This quotefrom Roderick "Rod" Ferguson, a University of Illinois at Chicago's ( UIC ) African-American, gender and women's studies professor was one of the many points made about the intersectional beginnings of queer liberation during his April 23 keynote address, "Street Transvestite Action Revolutionaries and the Intersectional History of Gay Liberation," at the sixth-annual, daylong Engendering Change conference at UIC.
Engendering Change provides graduate students at UIC, Northwestern University and the University of Chicago the opportunity to present their work, network and get feedback from faculty and other graduate students. The conference rotates between the three universities.
Ferguson spoke about the need to view the Stonewall Riots through Rivera's eyes, as an event centered around transgender women who were "tempered in a variety of progressive struggles … and what happened that night was not simply about confining queer and trans liberation to the narrow parameters of single-issue politics but connecting that struggle to the network of insurrections, … [including] the feminist, anti-capitalist, anti-racist and anti-war movements."
In speaking about STAR, later renamed Street Transgender Action Revolutionaries, Ferguson said its origins can be traced to an earlier three-day sit-in that Rivera and Johnson participated in with the Gay Liberation Front at New York University's ( NYU ) Weinstein Hall after the university barred the student-group Gay Activist Alliance and the non-student organization The Christopher Street Liberation Day Committee from holding any more gay social functions in the hall.
"STAR arose out of a dialogue between social struggles, one involving the communities within an academic institution and the communities outside who adopted a vision for that institution despite the fact that they were external to it … De-normalizing NYU for the good of queer and trans students was at its heart an effort to reconfigure institutional space," said Ferguson.

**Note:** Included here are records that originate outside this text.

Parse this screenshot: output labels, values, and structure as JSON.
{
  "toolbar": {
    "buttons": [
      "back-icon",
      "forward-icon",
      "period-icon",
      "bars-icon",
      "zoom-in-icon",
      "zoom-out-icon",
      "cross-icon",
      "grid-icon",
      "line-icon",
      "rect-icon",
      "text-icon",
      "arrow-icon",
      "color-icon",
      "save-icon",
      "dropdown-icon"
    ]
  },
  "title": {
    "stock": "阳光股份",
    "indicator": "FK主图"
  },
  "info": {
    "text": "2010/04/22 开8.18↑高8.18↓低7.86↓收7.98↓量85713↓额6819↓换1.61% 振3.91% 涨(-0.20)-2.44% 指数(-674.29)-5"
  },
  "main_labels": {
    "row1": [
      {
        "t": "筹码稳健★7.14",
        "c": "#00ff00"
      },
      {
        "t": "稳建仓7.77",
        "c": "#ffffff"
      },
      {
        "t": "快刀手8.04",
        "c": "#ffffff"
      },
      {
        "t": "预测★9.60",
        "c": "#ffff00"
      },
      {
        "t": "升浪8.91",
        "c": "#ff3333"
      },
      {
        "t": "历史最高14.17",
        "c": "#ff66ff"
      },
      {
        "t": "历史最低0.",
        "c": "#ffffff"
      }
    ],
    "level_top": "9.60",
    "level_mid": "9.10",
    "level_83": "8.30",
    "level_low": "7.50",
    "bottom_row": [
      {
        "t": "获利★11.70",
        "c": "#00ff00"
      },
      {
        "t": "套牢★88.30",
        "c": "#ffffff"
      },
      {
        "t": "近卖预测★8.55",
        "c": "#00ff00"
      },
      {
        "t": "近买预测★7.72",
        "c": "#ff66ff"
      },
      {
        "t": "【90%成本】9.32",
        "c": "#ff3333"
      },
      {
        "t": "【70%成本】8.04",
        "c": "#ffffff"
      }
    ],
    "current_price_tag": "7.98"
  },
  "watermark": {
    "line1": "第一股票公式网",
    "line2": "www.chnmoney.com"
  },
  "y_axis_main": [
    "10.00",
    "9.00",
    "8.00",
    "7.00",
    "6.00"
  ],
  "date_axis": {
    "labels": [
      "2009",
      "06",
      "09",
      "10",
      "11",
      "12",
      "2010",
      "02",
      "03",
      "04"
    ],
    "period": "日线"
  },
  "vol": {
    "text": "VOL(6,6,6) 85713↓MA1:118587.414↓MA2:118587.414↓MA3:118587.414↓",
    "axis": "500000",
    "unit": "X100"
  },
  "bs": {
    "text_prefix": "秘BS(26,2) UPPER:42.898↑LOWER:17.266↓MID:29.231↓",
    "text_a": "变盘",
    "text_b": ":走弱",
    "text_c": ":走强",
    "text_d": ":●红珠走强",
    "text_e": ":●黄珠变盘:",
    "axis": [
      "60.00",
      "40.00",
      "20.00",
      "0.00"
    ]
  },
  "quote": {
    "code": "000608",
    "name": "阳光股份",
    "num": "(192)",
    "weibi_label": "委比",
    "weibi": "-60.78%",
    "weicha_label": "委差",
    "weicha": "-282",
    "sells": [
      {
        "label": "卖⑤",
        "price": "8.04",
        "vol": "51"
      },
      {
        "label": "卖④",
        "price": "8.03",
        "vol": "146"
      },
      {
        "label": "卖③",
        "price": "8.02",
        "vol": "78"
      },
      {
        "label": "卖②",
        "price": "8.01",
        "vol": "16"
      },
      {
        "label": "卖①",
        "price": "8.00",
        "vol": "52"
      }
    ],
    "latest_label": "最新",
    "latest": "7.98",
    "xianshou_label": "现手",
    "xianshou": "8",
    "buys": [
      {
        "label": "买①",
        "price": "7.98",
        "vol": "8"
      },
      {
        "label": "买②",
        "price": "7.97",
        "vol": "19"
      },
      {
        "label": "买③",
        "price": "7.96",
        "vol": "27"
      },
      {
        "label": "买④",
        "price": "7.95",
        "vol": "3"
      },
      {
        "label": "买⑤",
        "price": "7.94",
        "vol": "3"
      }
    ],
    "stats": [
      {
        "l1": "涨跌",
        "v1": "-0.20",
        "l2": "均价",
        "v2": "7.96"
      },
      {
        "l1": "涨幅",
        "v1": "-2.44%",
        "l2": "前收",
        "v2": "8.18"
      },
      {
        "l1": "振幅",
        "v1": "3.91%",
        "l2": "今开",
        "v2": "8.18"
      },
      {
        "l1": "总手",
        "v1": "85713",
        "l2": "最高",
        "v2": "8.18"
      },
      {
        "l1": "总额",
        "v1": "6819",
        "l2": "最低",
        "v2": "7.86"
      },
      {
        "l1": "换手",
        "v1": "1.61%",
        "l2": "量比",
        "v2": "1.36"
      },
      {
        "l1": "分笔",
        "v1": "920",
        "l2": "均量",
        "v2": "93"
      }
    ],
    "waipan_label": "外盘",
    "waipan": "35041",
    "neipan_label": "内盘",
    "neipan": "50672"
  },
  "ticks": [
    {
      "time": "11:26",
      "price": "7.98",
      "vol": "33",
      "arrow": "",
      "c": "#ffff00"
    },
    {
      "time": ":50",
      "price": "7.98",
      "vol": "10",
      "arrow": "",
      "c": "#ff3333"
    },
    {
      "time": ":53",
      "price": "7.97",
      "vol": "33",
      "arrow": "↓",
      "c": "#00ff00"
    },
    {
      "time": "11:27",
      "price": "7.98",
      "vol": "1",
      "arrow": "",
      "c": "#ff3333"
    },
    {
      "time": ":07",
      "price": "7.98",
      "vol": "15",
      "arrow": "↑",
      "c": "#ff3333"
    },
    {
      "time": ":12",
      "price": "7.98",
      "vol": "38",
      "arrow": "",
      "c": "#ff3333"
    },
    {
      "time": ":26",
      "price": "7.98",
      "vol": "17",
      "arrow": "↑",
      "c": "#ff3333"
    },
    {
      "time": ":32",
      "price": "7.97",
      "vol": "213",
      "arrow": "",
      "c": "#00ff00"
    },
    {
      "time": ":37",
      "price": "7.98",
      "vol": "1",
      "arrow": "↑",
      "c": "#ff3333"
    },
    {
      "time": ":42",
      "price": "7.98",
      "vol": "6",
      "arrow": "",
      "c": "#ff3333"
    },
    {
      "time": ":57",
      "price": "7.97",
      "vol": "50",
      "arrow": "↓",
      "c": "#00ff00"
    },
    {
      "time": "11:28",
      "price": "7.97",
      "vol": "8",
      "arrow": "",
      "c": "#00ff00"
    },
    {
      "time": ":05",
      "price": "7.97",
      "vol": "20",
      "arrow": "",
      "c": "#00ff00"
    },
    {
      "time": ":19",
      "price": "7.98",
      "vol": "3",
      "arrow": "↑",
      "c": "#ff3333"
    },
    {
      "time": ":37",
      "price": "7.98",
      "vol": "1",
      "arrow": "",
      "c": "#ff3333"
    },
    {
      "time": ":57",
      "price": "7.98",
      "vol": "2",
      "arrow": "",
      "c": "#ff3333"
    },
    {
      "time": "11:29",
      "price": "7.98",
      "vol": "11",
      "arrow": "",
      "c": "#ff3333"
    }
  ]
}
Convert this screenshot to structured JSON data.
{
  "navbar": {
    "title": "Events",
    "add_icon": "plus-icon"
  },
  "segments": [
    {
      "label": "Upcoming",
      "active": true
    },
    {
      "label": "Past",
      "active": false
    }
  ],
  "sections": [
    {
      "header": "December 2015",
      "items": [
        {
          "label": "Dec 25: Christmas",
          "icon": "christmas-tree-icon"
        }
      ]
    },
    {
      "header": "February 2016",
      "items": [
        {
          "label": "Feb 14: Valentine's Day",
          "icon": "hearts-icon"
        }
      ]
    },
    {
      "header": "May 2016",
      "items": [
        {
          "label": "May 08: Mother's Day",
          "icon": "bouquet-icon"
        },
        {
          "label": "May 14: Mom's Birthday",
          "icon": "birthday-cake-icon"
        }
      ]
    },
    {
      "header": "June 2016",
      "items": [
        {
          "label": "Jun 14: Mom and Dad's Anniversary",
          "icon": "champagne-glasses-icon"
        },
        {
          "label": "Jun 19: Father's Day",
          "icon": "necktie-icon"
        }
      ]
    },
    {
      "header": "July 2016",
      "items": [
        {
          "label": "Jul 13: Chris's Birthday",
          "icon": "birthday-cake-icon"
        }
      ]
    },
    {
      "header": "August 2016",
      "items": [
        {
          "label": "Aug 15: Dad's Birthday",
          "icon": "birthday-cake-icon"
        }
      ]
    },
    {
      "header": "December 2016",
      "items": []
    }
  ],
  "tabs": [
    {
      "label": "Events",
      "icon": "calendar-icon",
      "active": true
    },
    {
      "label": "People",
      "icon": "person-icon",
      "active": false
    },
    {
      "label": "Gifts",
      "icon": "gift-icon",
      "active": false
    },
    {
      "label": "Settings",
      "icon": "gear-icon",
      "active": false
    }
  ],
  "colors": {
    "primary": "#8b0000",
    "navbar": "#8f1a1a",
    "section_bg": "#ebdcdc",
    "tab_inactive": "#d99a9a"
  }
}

STAR, Ferguson noted, was founded to help transgender women who relied on sex work for survival as well as a way to combat poverty, homelessness and police violence. He explained that Rivera and Johnson snuck people into their rooms so they would have a place to sleep.
"As STAR's emphasis on anti-poverty and anti-police violence shows, politicizing transgender modes of social difference meant putting those differences in conversation with other struggles," said Ferguson. "…Intersectionality is not simply denoted through the commingling of race, gender, sexual and class differences … it illuminates social struggles that are implicitly and consciously overlapping, to demonstrate that single-issue models and frameworks that separate one social difference from another are analytical fictions at best."
A Q&A session followed Ferguson's remarks.
Next year's conference will take place at Northwestern University.